A Spark of Imagination
by Madeleine Saaf
Imagine your dream love interest. For Calvin Weir-Fields, that person is Ruby Sparks. Ruby’s fiery red hair shimmers under the sun. She has an unusual past, starting in Dayton, Ohio where she was kicked out of high school for sleeping with her art teacher…or maybe it was her Spanish teacher; Calvin can’t remember. Ruby doesn’t own a computer and she always cheers for the underdog. “Ruby’s not so good at life sometimes,” Calvin explains. Ruby is Calvin’s dream girl; unfortunately for him she isn’t real.
Calvin (Paul Dano, Little Miss Sunshine), a nearing-thirty writer who hasn’t been able to produce anything of value in ten years, met Ruby in a dream. With the assignment from his therapist to write one page on Ruby, Calvin is consumed in crafting this ideal love story between himself and the girl of his literal dreams. He eventually admits to his therapist, played by the under-used Elliott Gould, that he is “writing to spend time with her.” Soon he no longer has to write to “spend time” with Ruby as objects begin appearing in his apartment – first a high-heel, then some women’s undergarments, and eventually, Ruby herself. Ruby, played by the fantastic Zoe Kazan, has truly come to life from his words.
This novel concept, which goes to make fantasy seem almost realistic, is brought to life by Kazan’s brilliant acting and her great script. Kazan has written a character that many actresses would love to play – the out-of-reach object of the hero’s affection – but also a role that requires much more than the surface level “dream girls” of many Hollywood tales, as the character shows an array of complicated emotions that change at the drop of a hat and even at times physicality that was exhausting just to watch. Ruby takes on a life of her own until Calvin recognizes he is losing control and goes back to the drawing board to make adjustments to his creation. Through tweaking Ruby’s personality, Calvin quickly realizes that being able to change the parts of Ruby that he doesn’t like dissolves his dream and ends up bringing disastrous yet humorous results.
The best scene comes when Calvin reaches his breaking point.

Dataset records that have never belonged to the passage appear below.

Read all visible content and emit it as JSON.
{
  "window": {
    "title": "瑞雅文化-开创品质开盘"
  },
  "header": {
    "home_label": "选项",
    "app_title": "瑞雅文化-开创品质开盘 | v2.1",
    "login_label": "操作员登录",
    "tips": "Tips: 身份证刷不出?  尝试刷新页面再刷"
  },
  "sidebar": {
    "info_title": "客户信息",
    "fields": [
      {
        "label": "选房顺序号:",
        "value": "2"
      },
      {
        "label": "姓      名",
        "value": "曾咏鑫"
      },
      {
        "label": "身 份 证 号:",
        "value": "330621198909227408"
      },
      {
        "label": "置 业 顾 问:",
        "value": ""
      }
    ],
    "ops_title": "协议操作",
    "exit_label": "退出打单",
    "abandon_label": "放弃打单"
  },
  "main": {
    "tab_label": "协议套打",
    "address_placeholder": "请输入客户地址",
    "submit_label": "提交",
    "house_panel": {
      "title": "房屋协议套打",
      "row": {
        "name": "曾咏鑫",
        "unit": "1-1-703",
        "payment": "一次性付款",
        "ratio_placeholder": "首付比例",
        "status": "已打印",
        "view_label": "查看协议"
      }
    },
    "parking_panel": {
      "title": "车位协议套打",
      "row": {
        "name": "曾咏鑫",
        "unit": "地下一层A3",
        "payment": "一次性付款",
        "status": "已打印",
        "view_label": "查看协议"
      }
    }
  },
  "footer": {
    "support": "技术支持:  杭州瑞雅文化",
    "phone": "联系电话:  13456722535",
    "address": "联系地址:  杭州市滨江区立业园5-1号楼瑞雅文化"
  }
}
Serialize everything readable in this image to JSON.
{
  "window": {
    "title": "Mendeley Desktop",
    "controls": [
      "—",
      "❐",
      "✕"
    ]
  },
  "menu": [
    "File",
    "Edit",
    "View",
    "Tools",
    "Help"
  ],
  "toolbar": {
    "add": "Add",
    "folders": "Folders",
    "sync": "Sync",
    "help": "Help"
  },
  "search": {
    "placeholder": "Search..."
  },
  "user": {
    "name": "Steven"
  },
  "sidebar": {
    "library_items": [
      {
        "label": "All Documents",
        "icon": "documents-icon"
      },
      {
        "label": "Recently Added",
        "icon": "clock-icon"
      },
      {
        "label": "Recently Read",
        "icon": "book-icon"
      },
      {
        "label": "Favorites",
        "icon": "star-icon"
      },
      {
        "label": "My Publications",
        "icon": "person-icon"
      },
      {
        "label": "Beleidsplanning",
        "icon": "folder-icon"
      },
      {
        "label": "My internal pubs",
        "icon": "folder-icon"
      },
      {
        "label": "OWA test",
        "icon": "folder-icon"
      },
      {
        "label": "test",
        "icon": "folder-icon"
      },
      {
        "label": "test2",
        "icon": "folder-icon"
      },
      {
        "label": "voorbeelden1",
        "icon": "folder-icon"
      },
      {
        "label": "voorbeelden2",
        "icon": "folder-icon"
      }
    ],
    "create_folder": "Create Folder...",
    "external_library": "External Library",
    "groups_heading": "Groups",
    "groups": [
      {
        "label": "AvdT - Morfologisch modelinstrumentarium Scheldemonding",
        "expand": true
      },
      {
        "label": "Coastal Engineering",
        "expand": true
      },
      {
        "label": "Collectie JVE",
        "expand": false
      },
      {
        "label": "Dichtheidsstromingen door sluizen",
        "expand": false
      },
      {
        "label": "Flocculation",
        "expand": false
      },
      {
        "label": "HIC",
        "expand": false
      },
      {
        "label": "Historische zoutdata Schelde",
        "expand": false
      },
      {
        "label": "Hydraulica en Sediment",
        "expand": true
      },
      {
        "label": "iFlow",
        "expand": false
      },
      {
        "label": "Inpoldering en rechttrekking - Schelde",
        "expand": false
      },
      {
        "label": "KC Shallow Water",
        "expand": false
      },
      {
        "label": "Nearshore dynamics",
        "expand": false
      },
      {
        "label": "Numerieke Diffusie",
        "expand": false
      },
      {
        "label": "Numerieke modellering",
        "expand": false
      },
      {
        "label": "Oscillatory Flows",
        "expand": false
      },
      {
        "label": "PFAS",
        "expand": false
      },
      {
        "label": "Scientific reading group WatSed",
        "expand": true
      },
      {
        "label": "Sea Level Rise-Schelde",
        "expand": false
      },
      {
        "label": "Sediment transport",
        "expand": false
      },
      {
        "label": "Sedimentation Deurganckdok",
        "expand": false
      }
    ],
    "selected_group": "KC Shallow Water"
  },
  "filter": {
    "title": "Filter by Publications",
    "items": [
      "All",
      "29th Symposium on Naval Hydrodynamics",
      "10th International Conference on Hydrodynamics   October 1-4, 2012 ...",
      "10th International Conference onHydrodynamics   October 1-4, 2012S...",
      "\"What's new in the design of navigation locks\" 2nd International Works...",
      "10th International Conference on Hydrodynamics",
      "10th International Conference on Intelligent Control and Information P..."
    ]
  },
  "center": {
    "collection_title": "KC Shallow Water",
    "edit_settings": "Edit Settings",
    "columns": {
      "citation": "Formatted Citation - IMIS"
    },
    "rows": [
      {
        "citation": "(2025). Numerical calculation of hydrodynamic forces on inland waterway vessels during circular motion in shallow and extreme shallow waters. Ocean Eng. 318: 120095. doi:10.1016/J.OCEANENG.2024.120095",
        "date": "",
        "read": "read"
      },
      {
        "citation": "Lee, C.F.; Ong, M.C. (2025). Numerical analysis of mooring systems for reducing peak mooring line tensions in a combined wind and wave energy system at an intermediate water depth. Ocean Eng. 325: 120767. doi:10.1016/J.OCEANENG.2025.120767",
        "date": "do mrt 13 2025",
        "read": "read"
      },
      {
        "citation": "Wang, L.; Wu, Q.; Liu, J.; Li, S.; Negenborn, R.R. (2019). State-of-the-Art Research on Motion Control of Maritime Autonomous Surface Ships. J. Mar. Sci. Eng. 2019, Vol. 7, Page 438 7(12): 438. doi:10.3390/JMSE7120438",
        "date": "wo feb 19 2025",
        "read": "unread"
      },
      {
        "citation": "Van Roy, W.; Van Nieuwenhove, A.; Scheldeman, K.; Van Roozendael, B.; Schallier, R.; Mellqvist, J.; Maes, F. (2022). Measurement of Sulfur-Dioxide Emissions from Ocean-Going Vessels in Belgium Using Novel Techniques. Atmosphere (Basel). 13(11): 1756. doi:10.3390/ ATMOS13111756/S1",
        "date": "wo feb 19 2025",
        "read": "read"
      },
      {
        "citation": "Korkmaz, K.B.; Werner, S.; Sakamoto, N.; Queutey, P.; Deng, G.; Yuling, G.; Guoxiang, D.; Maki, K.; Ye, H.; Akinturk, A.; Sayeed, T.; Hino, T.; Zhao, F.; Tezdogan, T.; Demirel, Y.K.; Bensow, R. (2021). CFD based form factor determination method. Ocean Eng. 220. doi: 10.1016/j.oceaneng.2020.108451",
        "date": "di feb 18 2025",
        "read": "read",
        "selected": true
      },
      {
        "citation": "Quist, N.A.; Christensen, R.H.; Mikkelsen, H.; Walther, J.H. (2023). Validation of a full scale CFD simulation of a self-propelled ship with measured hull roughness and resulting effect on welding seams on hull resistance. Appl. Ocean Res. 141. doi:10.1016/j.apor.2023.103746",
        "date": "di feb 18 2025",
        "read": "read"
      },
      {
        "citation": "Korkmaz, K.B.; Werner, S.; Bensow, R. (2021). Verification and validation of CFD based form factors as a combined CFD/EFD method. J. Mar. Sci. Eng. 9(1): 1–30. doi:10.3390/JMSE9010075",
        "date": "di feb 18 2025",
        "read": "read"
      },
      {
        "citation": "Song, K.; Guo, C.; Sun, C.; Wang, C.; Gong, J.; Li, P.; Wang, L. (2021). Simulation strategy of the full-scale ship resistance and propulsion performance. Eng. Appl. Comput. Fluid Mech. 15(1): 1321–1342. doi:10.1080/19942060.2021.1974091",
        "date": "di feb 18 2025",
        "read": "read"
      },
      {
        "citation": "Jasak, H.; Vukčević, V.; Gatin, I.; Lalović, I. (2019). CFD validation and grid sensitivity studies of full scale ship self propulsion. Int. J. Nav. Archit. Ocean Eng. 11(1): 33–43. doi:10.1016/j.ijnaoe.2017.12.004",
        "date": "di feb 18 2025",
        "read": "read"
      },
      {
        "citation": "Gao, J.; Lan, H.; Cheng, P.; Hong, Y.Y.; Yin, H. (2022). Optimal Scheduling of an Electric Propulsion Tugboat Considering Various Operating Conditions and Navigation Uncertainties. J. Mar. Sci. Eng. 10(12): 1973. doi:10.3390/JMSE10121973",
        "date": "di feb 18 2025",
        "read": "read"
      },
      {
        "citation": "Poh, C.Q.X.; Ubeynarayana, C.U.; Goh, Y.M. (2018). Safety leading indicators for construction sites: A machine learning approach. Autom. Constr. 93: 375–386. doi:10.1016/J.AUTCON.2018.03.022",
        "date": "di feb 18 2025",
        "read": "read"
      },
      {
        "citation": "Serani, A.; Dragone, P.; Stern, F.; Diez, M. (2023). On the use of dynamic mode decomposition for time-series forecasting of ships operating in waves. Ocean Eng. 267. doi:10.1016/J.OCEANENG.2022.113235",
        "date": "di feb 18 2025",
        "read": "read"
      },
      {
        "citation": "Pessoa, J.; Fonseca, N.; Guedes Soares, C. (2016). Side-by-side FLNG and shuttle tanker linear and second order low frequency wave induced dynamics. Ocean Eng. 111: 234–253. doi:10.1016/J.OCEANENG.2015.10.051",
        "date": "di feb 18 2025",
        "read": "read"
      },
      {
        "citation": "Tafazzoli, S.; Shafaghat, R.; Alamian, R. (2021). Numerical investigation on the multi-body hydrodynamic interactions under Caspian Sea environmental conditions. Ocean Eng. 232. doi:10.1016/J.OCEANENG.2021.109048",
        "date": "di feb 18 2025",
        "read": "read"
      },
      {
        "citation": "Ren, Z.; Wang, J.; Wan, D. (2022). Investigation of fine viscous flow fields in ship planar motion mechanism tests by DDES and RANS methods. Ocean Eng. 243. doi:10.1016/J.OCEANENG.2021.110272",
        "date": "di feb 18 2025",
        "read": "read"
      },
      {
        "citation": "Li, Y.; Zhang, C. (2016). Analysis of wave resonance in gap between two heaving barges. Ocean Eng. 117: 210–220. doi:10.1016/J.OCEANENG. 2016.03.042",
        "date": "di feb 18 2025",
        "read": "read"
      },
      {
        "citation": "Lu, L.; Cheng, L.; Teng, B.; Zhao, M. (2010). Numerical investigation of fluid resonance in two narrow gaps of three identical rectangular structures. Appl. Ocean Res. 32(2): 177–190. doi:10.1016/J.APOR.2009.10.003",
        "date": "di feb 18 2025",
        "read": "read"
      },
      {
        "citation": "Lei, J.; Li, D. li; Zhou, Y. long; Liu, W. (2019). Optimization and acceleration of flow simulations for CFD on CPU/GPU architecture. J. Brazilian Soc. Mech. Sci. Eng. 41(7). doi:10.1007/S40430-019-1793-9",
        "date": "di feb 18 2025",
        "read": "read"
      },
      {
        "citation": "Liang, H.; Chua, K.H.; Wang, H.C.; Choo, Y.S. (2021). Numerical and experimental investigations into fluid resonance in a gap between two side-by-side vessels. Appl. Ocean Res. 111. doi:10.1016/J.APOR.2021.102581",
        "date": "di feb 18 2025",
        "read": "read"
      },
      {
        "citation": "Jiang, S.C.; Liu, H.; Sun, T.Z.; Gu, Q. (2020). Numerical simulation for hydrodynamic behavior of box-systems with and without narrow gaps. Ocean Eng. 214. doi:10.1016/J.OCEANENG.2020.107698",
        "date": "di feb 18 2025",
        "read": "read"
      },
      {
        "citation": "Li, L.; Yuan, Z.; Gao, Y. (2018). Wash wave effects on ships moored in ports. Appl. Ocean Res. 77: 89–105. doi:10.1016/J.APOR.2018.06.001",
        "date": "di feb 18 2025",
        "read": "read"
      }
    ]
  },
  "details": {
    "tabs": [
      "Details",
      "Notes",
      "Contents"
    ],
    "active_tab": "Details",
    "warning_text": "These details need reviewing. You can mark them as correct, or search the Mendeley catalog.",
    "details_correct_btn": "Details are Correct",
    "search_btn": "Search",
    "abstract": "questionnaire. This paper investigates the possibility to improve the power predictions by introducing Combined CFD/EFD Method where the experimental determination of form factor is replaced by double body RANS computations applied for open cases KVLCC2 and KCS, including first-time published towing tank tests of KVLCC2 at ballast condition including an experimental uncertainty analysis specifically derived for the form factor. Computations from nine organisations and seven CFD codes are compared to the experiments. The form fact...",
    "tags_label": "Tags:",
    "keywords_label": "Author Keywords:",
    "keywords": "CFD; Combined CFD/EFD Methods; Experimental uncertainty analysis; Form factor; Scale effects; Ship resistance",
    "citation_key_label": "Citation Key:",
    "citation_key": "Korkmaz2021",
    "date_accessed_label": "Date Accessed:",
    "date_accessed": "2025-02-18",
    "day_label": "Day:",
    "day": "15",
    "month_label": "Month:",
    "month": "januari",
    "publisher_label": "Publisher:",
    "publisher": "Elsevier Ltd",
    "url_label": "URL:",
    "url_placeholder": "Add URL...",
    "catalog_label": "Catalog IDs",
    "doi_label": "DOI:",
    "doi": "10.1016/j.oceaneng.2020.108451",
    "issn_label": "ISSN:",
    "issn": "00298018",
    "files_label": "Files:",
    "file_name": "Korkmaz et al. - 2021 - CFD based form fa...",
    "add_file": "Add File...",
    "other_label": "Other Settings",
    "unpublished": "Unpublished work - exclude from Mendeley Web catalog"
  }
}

He unleashes his secret to her and spends several heart-wrenching minutes proving the control his fingers paired with his typewriter have over her. This scene brings out the best acting in the entire film as Kazan contorts to the demands of her own script. Dano gives enough to his role as is required, at some points evoking tough emotions and portraying the “struggling genius” well, but his performance, along with most others in the film, is largely overshadowed by the dazzling Kazan.
The directors, Jonathan Dayton and Valerie Faris, have produced an impressive work; however, the film pales in comparison to their most talked about indie-hit, Little Miss Sunshine. While the characters in Little Miss Sunshine felt fresh and inspired, Calvin appears to be a cliché that has been seen numerous times in recent indie romantic comedies– the soft spoken, wiry writer who just wants a quirky, Midwestern girl with straight cut bangs and a penchant for classic literature. Luckily Kazan saves her own character from being another Zooey Deschanel clone and proves she isn’t just another “pixie manic dream girl.” Calvin’s brother Harry (Chris Messina) tells Calvin that “quirky, messy women whose problems only make them endearing are not real,” but Kazan makes viewers feel that Ruby is real, even though she is quirky and messy, nevertheless the materialization of a fictional character.
At times the pace lags and occasionally whole scenes feel as though they would have been better left on the cutting room floor, like the trip Ruby and Calvin take to his mother’s house that she shares with her boyfriend, played respectively by the great Annette Bening and Antonio Banderas. Fortunately the witty writing, captivating cinematography, and innovative idea kept me anxiously awaiting the conclusion of the lovers’ tale. By the end, it becomes clear that Ms. Kazan is a force to be reckoned with as both an actress and writer, and has the potential to become as influential to the film world as her late grandfather, Elia Kazan.